Key event: Navy Week.
July is the start of peak season
Crete is hot, from the beaches to the mountainsides. At night the temps may be moderate but not the energy – peak season means that every top taverna and club is heaving. Be sure to book your favorite places for dinner. Relive the Renaissance at a huge cultural festival in Rethymno; in Iraklio, the Summer Arts Festival runs to mid-September and features top classical music, dance, art, films and more.
Key events: Renaissance Festival, Iraklio Summer Arts Festival.
August is the hottest month
Festivals large and small are held across Crete. It seems like every town, no matter how tiny, plans something special during August. But everything comes to a halt on August 15 for the Feast of the Assumption, the day Mary ascended to heaven. Families reunite, the roads are clogged and businesses close. Otherwise, this is the month to dunk your sweaty self in the temperate waters of the Med.
Key event: Feast of the Assumption.
September is still hot but with fewer crowds
After August, Crete's crowds rapidly diminish and the vibe becomes older and more mature as children and young adults head back to school. But the temps are still hot by day and balmy by night. This is an excellent time to hit the beaches, as they're uncrowded, yet the tavernas are still open and the water is bathtub-warm.
Key event: Feast of Agios Stavros
October is good for mellow explorations
Shutters begin coming down on beach businesses and the island's focus moves on from tourism. Yet the weather remains delightful, most churches and museums are open, and you can hit the hiking trails with less worry about heat stroke. Another WWII event is celebrated with parades on October 28, Greece's Ohi (no) Day, when Mussolini was told his troops couldn't pass through Greece.
Key event: Ohi Day.
November brings fresh raki
After the fall grape harvest is pressed for wine, the leftover mush is fermented and turned into raki, the national drink of Crete. A symbol of friendship and hospitality, the clear and highly alcoholic drink is served on almost any occasion. To welcome people into your home and not serve raki is unthinkable. Fresh batches issue forth from producers large and small all month. An ample excuse to tip back a glass – as if any is needed – occurs during the Moni Arkadiou Anniversary, which is celebrated from November 7 to 9. It recalls the time in 1866 when Cretan defenders blew themselves up, taking many Turk invaders with them.
Key event: Moni Arkadiou Anniversary.
December is a good time put another log on the fire
Almost every tourist business is closed by December and the focus on Crete turns to families and Christmas. Temperatures fall, along with snow in the mountains. Fires are kept burning on hearths and heavy wool sweaters are retrieved from storage.

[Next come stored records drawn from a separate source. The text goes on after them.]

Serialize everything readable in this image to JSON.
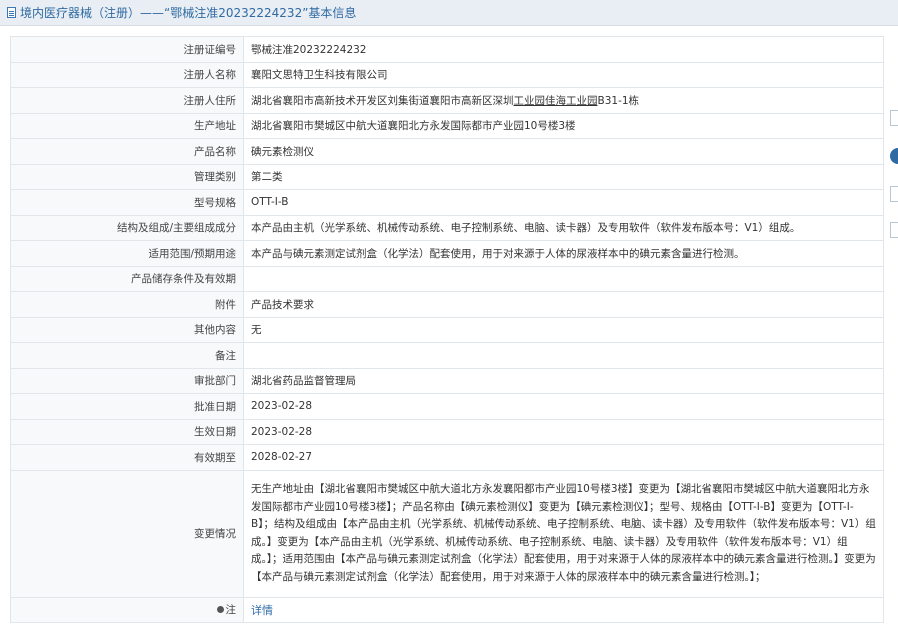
{
  "header": {
    "title": "境内医疗器械（注册）——“鄂械注准20232224232”基本信息"
  },
  "rows": [
    {
      "label": "注册证编号",
      "value": "鄂械注准20232224232"
    },
    {
      "label": "注册人名称",
      "value": "襄阳文思特卫生科技有限公司"
    },
    {
      "label": "注册人住所",
      "value_a": "湖北省襄阳市高新技术开发区刘集街道襄阳市高新区深圳",
      "value_u": "工业园佳海工业园",
      "value_b": "B31-1栋"
    },
    {
      "label": "生产地址",
      "value": "湖北省襄阳市樊城区中航大道襄阳北方永发国际都市产业园10号楼3楼"
    },
    {
      "label": "产品名称",
      "value": "碘元素检测仪"
    },
    {
      "label": "管理类别",
      "value": "第二类"
    },
    {
      "label": "型号规格",
      "value": "OTT-I-B"
    },
    {
      "label": "结构及组成/主要组成成分",
      "value": "本产品由主机（光学系统、机械传动系统、电子控制系统、电脑、读卡器）及专用软件（软件发布版本号：V1）组成。"
    },
    {
      "label": "适用范围/预期用途",
      "value": "本产品与碘元素测定试剂盒（化学法）配套使用，用于对来源于人体的尿液样本中的碘元素含量进行检测。"
    },
    {
      "label": "产品储存条件及有效期",
      "value": ""
    },
    {
      "label": "附件",
      "value": "产品技术要求"
    },
    {
      "label": "其他内容",
      "value": "无"
    },
    {
      "label": "备注",
      "value": ""
    },
    {
      "label": "审批部门",
      "value": "湖北省药品监督管理局"
    },
    {
      "label": "批准日期",
      "value": "2023-02-28"
    },
    {
      "label": "生效日期",
      "value": "2023-02-28"
    },
    {
      "label": "有效期至",
      "value": "2028-02-27"
    },
    {
      "label": "变更情况",
      "value": "无生产地址由【湖北省襄阳市樊城区中航大道北方永发襄阳都市产业园10号楼3楼】变更为【湖北省襄阳市樊城区中航大道襄阳北方永发国际都市产业园10号楼3楼】；产品名称由【碘元素检测仪】变更为【碘元素检测仪】；型号、规格由【OTT-I-B】变更为【OTT-I-B】；结构及组成由【本产品由主机（光学系统、机械传动系统、电子控制系统、电脑、读卡器）及专用软件（软件发布版本号：V1）组成。】变更为【本产品由主机（光学系统、机械传动系统、电子控制系统、电脑、读卡器）及专用软件（软件发布版本号：V1）组成。】；适用范围由【本产品与碘元素测定试剂盒（化学法）配套使用，用于对来源于人体的尿液样本中的碘元素含量进行检测。】变更为【本产品与碘元素测定试剂盒（化学法）配套使用，用于对来源于人体的尿液样本中的碘元素含量进行检测。】；"
    },
    {
      "label": "注",
      "value": "详情"
    }
  ]
}
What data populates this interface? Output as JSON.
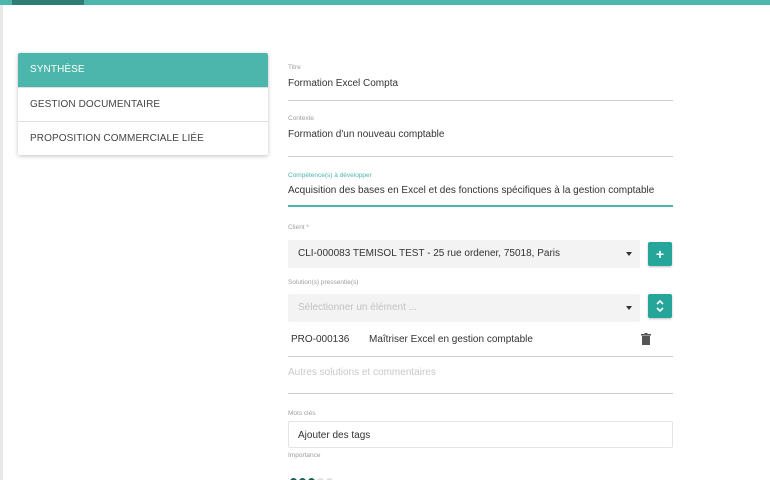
{
  "colors": {
    "accent": "#4db6ac",
    "accent_dark": "#26a69a",
    "importance_on": "#1f6058"
  },
  "sidebar": {
    "items": [
      {
        "label": "SYNTHÈSE",
        "active": true
      },
      {
        "label": "GESTION DOCUMENTAIRE",
        "active": false
      },
      {
        "label": "PROPOSITION COMMERCIALE LIÉE",
        "active": false
      }
    ]
  },
  "form": {
    "titre": {
      "label": "Titre",
      "value": "Formation Excel Compta"
    },
    "contexte": {
      "label": "Contexte",
      "value": "Formation d'un nouveau comptable"
    },
    "competences": {
      "label": "Compétence(s) à développer",
      "value": "Acquisition des bases en Excel et des fonctions spécifiques à la gestion comptable"
    },
    "client": {
      "label": "Client *",
      "value": "CLI-000083 TEMISOL TEST - 25 rue ordener, 75018, Paris",
      "add_icon": "plus-icon"
    },
    "solutions": {
      "label": "Solution(s) pressentie(s)",
      "placeholder": "Sélectionner un élément ...",
      "toggle_icon": "unfold-icon",
      "selected": [
        {
          "code": "PRO-000136",
          "label": "Maîtriser Excel en gestion comptable",
          "delete_icon": "trash-icon"
        }
      ]
    },
    "autres": {
      "placeholder": "Autres solutions et commentaires"
    },
    "mots_cles": {
      "label": "Mots clés",
      "placeholder": "Ajouter des tags"
    },
    "importance": {
      "label": "Importance",
      "value": 3,
      "max": 5
    }
  }
}
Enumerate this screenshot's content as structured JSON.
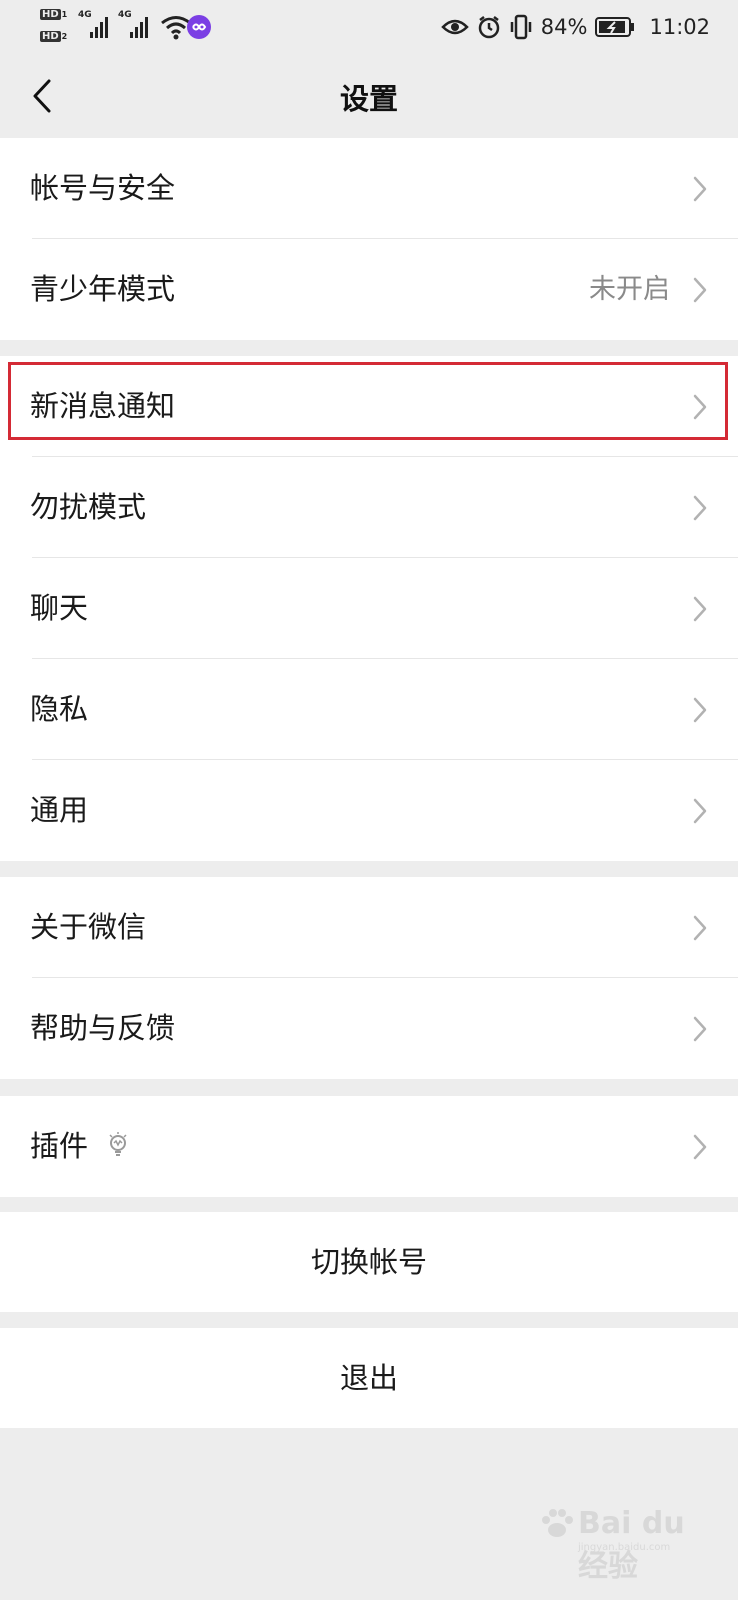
{
  "status_bar": {
    "hd1": "HD",
    "hd1_sub": "1",
    "hd2": "HD",
    "hd2_sub": "2",
    "net1": "4G",
    "net2": "4G",
    "battery_percent": "84%",
    "time": "11:02"
  },
  "nav": {
    "title": "设置"
  },
  "groups": {
    "account": [
      {
        "label": "帐号与安全",
        "value": ""
      },
      {
        "label": "青少年模式",
        "value": "未开启"
      }
    ],
    "settings": [
      {
        "label": "新消息通知"
      },
      {
        "label": "勿扰模式"
      },
      {
        "label": "聊天"
      },
      {
        "label": "隐私"
      },
      {
        "label": "通用"
      }
    ],
    "about": [
      {
        "label": "关于微信"
      },
      {
        "label": "帮助与反馈"
      }
    ],
    "plugins": [
      {
        "label": "插件"
      }
    ]
  },
  "actions": {
    "switch_account": "切换帐号",
    "logout": "退出"
  },
  "watermark": {
    "text": "Bai du 经验",
    "url": "jingyan.baidu.com"
  },
  "colors": {
    "background": "#ededed",
    "highlight": "#d42a35",
    "value_gray": "#8a8a8a"
  }
}
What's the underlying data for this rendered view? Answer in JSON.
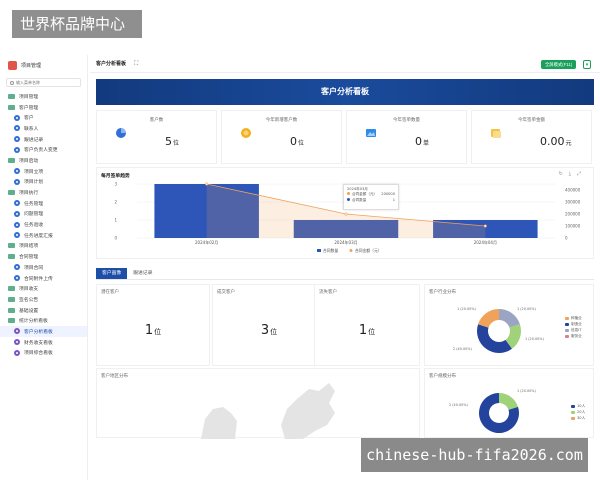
{
  "watermark_top": "世界杯品牌中心",
  "watermark_bottom": "chinese-hub-fifa2026.com",
  "sidebar": {
    "app_name": "项目管理",
    "search_placeholder": "输入菜单名称",
    "items": [
      {
        "label": "项目管理",
        "kind": "group"
      },
      {
        "label": "客户管理",
        "kind": "group"
      },
      {
        "label": "客户",
        "kind": "child"
      },
      {
        "label": "联系人",
        "kind": "child"
      },
      {
        "label": "跟进记录",
        "kind": "child"
      },
      {
        "label": "客户负责人变更",
        "kind": "child"
      },
      {
        "label": "项目启动",
        "kind": "group"
      },
      {
        "label": "项目立项",
        "kind": "child"
      },
      {
        "label": "项目计划",
        "kind": "child"
      },
      {
        "label": "项目执行",
        "kind": "group"
      },
      {
        "label": "任务管理",
        "kind": "child"
      },
      {
        "label": "问题管理",
        "kind": "child"
      },
      {
        "label": "任务验收",
        "kind": "child"
      },
      {
        "label": "任务进度汇报",
        "kind": "child"
      },
      {
        "label": "项目结项",
        "kind": "group"
      },
      {
        "label": "合同管理",
        "kind": "group"
      },
      {
        "label": "项目合同",
        "kind": "child"
      },
      {
        "label": "合同附件上传",
        "kind": "child"
      },
      {
        "label": "项目收支",
        "kind": "group"
      },
      {
        "label": "签名公告",
        "kind": "group"
      },
      {
        "label": "基础设置",
        "kind": "group"
      },
      {
        "label": "统计分析看板",
        "kind": "group"
      },
      {
        "label": "客户分析看板",
        "kind": "child",
        "active": true
      },
      {
        "label": "财务收支看板",
        "kind": "child"
      },
      {
        "label": "项目综合看板",
        "kind": "child"
      }
    ]
  },
  "topbar": {
    "tab_label": "客户分析看板",
    "expand_icon": "expand-icon",
    "enter_button": "全屏模式(F11)"
  },
  "banner_title": "客户分析看板",
  "stats": [
    {
      "label": "客户数",
      "value": "5",
      "unit": "位",
      "icon": "user-pie-icon",
      "color": "#2f6fd6"
    },
    {
      "label": "今年新增客户数",
      "value": "0",
      "unit": "位",
      "icon": "coin-icon",
      "color": "#f2b01e"
    },
    {
      "label": "今年签单数量",
      "value": "0",
      "unit": "单",
      "icon": "image-icon",
      "color": "#2f8be6"
    },
    {
      "label": "今年签单金额",
      "value": "0.00",
      "unit": "元",
      "icon": "folder-icon",
      "color": "#f5c242"
    }
  ],
  "monthly_chart": {
    "title": "每月签单趋势",
    "tool_icons": [
      "refresh-icon",
      "download-icon",
      "fullscreen-icon"
    ],
    "tooltip": {
      "title": "2024年03月",
      "rows": [
        {
          "name": "合同金额（元）",
          "value": "200000"
        },
        {
          "name": "合同数量",
          "value": "1"
        }
      ]
    }
  },
  "chart_data": {
    "type": "bar",
    "title": "每月签单趋势",
    "categories": [
      "2024年02月",
      "2024年03月",
      "2024年04月"
    ],
    "series": [
      {
        "name": "合同数量",
        "type": "bar",
        "axis": "left",
        "values": [
          3,
          1,
          1
        ]
      },
      {
        "name": "合同金额（元）",
        "type": "line",
        "axis": "right",
        "values": [
          450000,
          200000,
          100000
        ]
      }
    ],
    "y_left": {
      "ticks": [
        0,
        1,
        2,
        3
      ]
    },
    "y_right": {
      "ticks": [
        0,
        100000,
        200000,
        300000,
        400000
      ]
    },
    "legend": "bottom",
    "colors": {
      "bar": "#2d56b8",
      "line": "#f0a25a"
    }
  },
  "tabs": [
    {
      "label": "客户画像",
      "active": true
    },
    {
      "label": "跟进记录",
      "active": false
    }
  ],
  "mini_cards": [
    {
      "label": "潜在客户",
      "value": "1",
      "unit": "位"
    },
    {
      "label": "成交客户",
      "value": "3",
      "unit": "位"
    },
    {
      "label": "流失客户",
      "value": "1",
      "unit": "位"
    }
  ],
  "pie1": {
    "title": "客户行业分布",
    "slices": [
      {
        "label": "1 (20.00%)",
        "color": "#f0a25a"
      },
      {
        "label": "1 (20.00%)",
        "color": "#9aa5c4"
      },
      {
        "label": "1 (20.00%)",
        "color": "#a0d27a"
      },
      {
        "label": "2 (40.00%)",
        "color": "#23439c"
      }
    ],
    "legend": [
      {
        "label": "种植业",
        "color": "#f0a25a"
      },
      {
        "label": "制造业",
        "color": "#23439c"
      },
      {
        "label": "信息IT",
        "color": "#9aa5c4"
      },
      {
        "label": "服务业",
        "color": "#e07b8a"
      }
    ]
  },
  "pie2": {
    "title": "客户规模分布",
    "slices": [
      {
        "label": "2 (40.00%)",
        "color": "#23439c"
      },
      {
        "label": "1 (20.00%)",
        "color": "#a0d27a"
      }
    ],
    "legend": [
      {
        "label": "10人",
        "color": "#23439c"
      },
      {
        "label": "20人",
        "color": "#a0d27a"
      },
      {
        "label": "30人",
        "color": "#f0a25a"
      }
    ]
  },
  "map_card": {
    "title": "客户地区分布"
  }
}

Although Western commercialism has brought seasonal icons like Santa Claus and Christmas trees, in some seaside villages the holiday is still honored in the traditional way, by decorating fishing boats.
Key event: Christmas.